Woodson NSF Fellowship for 'Pro-poor' Nanotechnology

Contact

Rebecca Keane
Ivan Allen College of Liberal Arts
Contact Rebecca Keane
404-894-1720

Sidebar Content
No sidebar content submitted.
Summaries

Summary Sentence:

Woodson awarded prestigious NSF fellowship

Full Summary:

School of Public Policy doctoral candidate, Thomas Woodson, is searching for ways in which science and technology can help the impoverished.

Media
  • Thomas Woodson Thomas Woodson
    (image/jpeg)

School of Public Policy doctoral candidate, Thomas Woodson, is searching for ways in which science and technology can help the impoverished.

He has been awarded a 3-year National Science Foundation (NSF) Graduate Fellowship and in Summer 2010 will begin examining the nanotechnology industries of India, Brazil, and South Africa.

"I want to see whether these countries' nanotechnology policies are benefiting the poor, decreasing inequality within the countries, and if there are any ways that nanotechnology can be a 'pro-poor' technology in those countries," says Woodson.

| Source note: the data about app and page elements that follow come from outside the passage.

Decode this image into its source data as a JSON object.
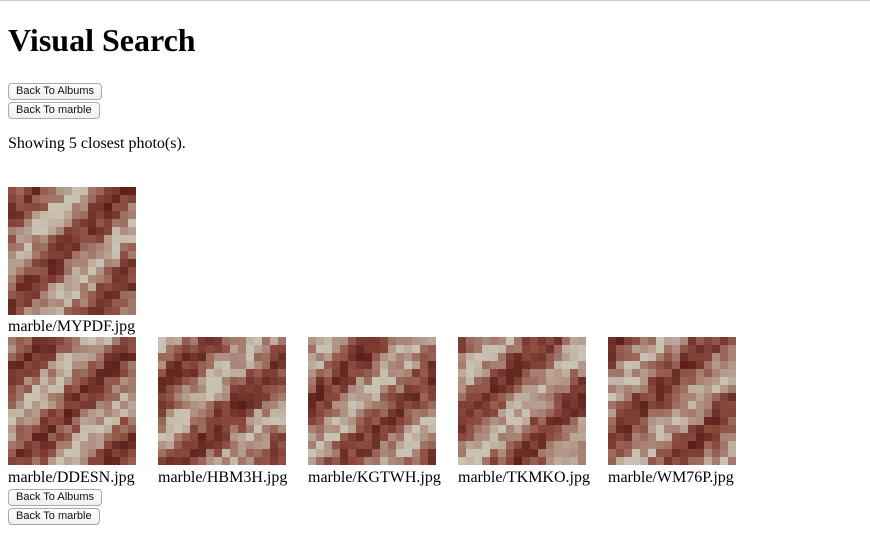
{
  "header": {
    "title": "Visual Search"
  },
  "nav": {
    "back_to_albums": "Back To Albums",
    "back_to_album": "Back To marble"
  },
  "status_text": "Showing 5 closest photo(s).",
  "query_photo": {
    "caption": "marble/MYPDF.jpg"
  },
  "results": [
    {
      "caption": "marble/DDESN.jpg"
    },
    {
      "caption": "marble/HBM3H.jpg"
    },
    {
      "caption": "marble/KGTWH.jpg"
    },
    {
      "caption": "marble/TKMKO.jpg"
    },
    {
      "caption": "marble/WM76P.jpg"
    }
  ],
  "colors": {
    "texture_dark": "#5a1f1a",
    "texture_mid": "#8a4a3e",
    "texture_light": "#c9c2b2"
  }
}
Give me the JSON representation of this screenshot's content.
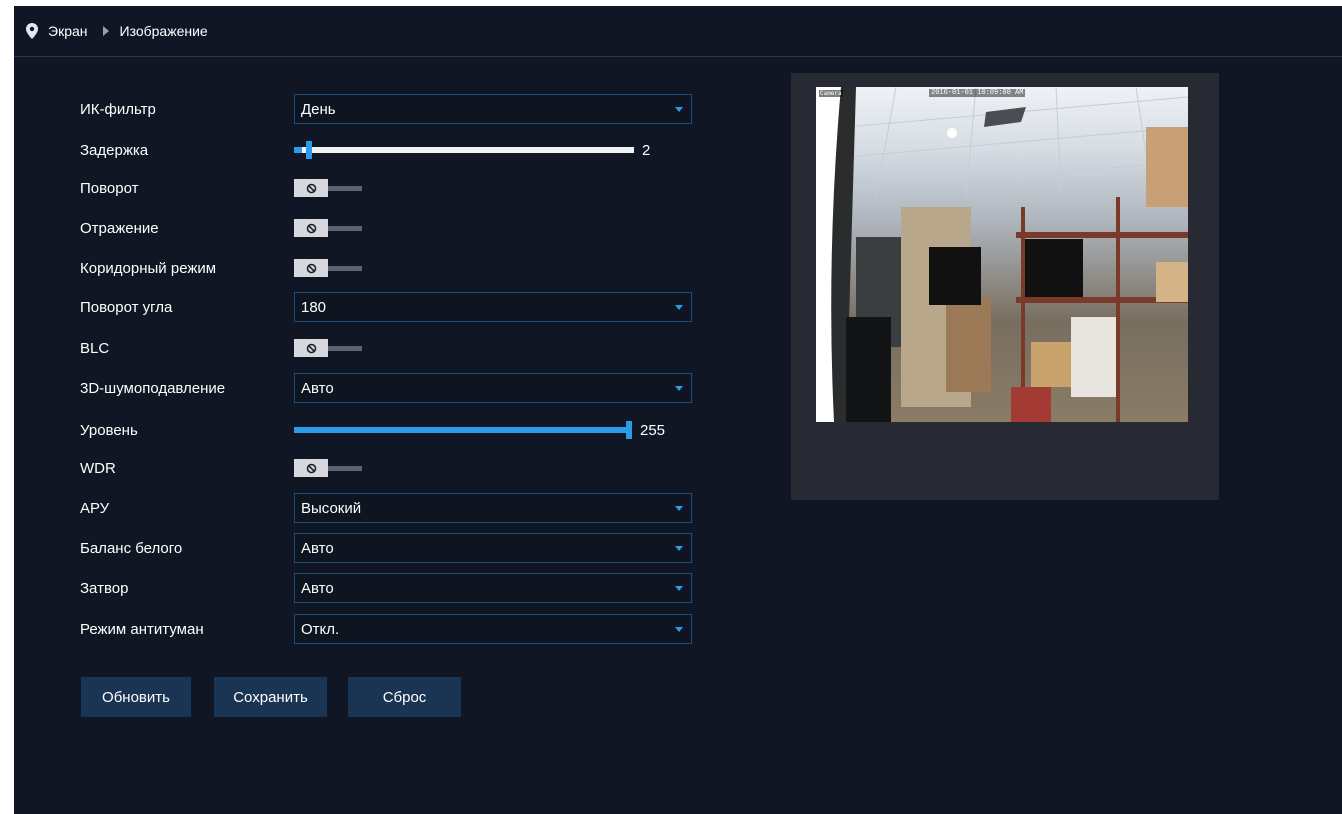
{
  "breadcrumb": {
    "icon": "location-pin-icon",
    "items": [
      "Экран",
      "Изображение"
    ],
    "separator_icon": "triangle-right-icon"
  },
  "settings": {
    "ir_filter": {
      "label": "ИК-фильтр",
      "value": "День"
    },
    "delay": {
      "label": "Задержка",
      "value": "2",
      "level": 0.02
    },
    "rotate": {
      "label": "Поворот",
      "state": "off"
    },
    "mirror": {
      "label": "Отражение",
      "state": "off"
    },
    "corridor": {
      "label": "Коридорный режим",
      "state": "off"
    },
    "rotate_angle": {
      "label": "Поворот угла",
      "value": "180"
    },
    "blc": {
      "label": "BLC",
      "state": "off"
    },
    "noise3d": {
      "label": "3D-шумоподавление",
      "value": "Авто"
    },
    "level": {
      "label": "Уровень",
      "value": "255",
      "level": 1.0
    },
    "wdr": {
      "label": "WDR",
      "state": "off"
    },
    "agc": {
      "label": "АРУ",
      "value": "Высокий"
    },
    "white_balance": {
      "label": "Баланс белого",
      "value": "Авто"
    },
    "shutter": {
      "label": "Затвор",
      "value": "Авто"
    },
    "defog": {
      "label": "Режим антитуман",
      "value": "Откл."
    }
  },
  "buttons": {
    "refresh": "Обновить",
    "save": "Сохранить",
    "reset": "Сброс"
  },
  "preview": {
    "osd_camera": "Camera",
    "osd_timestamp": "2016-01-01 10:09:00 AM"
  },
  "colors": {
    "background": "#101624",
    "accent": "#2b9bea",
    "button": "#1a3553"
  }
}
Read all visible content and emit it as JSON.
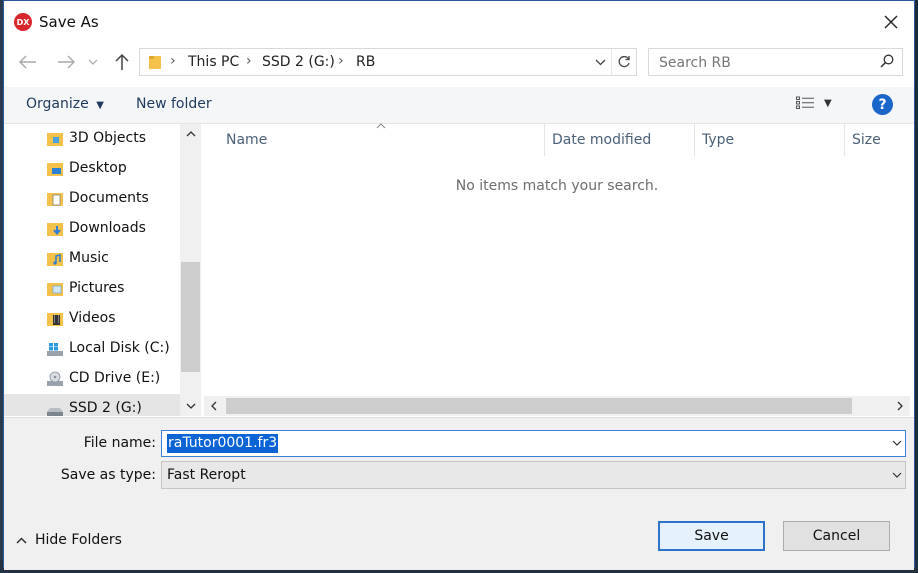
{
  "window": {
    "title": "Save As",
    "app_icon_text": "DX"
  },
  "address": {
    "crumbs": [
      "This PC",
      "SSD 2 (G:)",
      "RB"
    ]
  },
  "search": {
    "placeholder": "Search RB"
  },
  "toolbar": {
    "organize_label": "Organize",
    "new_folder_label": "New folder",
    "help_label": "?"
  },
  "nav_items": [
    {
      "label": "3D Objects",
      "icon": "3d-objects-folder-icon"
    },
    {
      "label": "Desktop",
      "icon": "desktop-folder-icon"
    },
    {
      "label": "Documents",
      "icon": "documents-folder-icon"
    },
    {
      "label": "Downloads",
      "icon": "downloads-folder-icon"
    },
    {
      "label": "Music",
      "icon": "music-folder-icon"
    },
    {
      "label": "Pictures",
      "icon": "pictures-folder-icon"
    },
    {
      "label": "Videos",
      "icon": "videos-folder-icon"
    },
    {
      "label": "Local Disk (C:)",
      "icon": "windows-drive-icon"
    },
    {
      "label": "CD Drive (E:)",
      "icon": "cd-drive-icon"
    },
    {
      "label": "SSD 2 (G:)",
      "icon": "drive-icon",
      "selected": true
    }
  ],
  "file_list": {
    "columns": [
      "Name",
      "Date modified",
      "Type",
      "Size"
    ],
    "empty_message": "No items match your search."
  },
  "form": {
    "file_name_label": "File name:",
    "file_name_value": "raTutor0001.fr3",
    "save_type_label": "Save as type:",
    "save_type_value": "Fast Reropt"
  },
  "footer": {
    "hide_folders_label": "Hide Folders",
    "save_label": "Save",
    "cancel_label": "Cancel"
  },
  "colors": {
    "accent": "#0a64d6",
    "help": "#1b66c9",
    "app_icon": "#d8282e",
    "folder": "#f4c14b"
  }
}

A graduate of Princeton University where he studied electrical engineering, Woodson's PhD studies focus on science and technology policy with an emphasis on international development. He says he has been impressed by his advisor, Professor Susan Cozzens, and by the School of Public Policy.

"There is tremendous collegiality between the faculty, staff, and students. I can knock on any professor's door and ask for help. Also the department is dynamic and productive. Before coming here, I thought the School of Public Policy and the Ivan Allen College would be on the fringes of Georgia Tech since this university is so focused on engineering. That's not the case at all. The School and Ivan Allen College are a central part of Tech and I'm very fortunate to study here."

In time away from studies, Woodson does triathlons. He's currently training to complete an Ironman triathlon comprised of a 2.4 mile swim, followed by a 112 mile bike, and finishing with a 26 mile run.

The prestigious NSF fellowships recognize and support outstanding graduate students in NSF-supported science, technology, engineering, and mathematics disciplines who are pursuing research-based master's and doctoral degrees in the U.S. and abroad. Each year NSF awards approximately 1000 of these fellowships across the country across all disciplines.

 

Additional Information

Groups

Ivan Allen College of Liberal Arts

Categories
Institute and Campus, Student and Faculty, Research
Related Core Research Areas
No core research areas were selected.
Newsroom Topics
No newsroom topics were selected.
Keywords
Fellowship, Nanotechnology, NSF, poverty, Woodson
Status
  • Created By: Rebecca Keane
  • Workflow Status: Published
  • Created On: Apr 12, 2010 - 8:00pm
  • Last Updated: Oct 7, 2016 - 11:06pm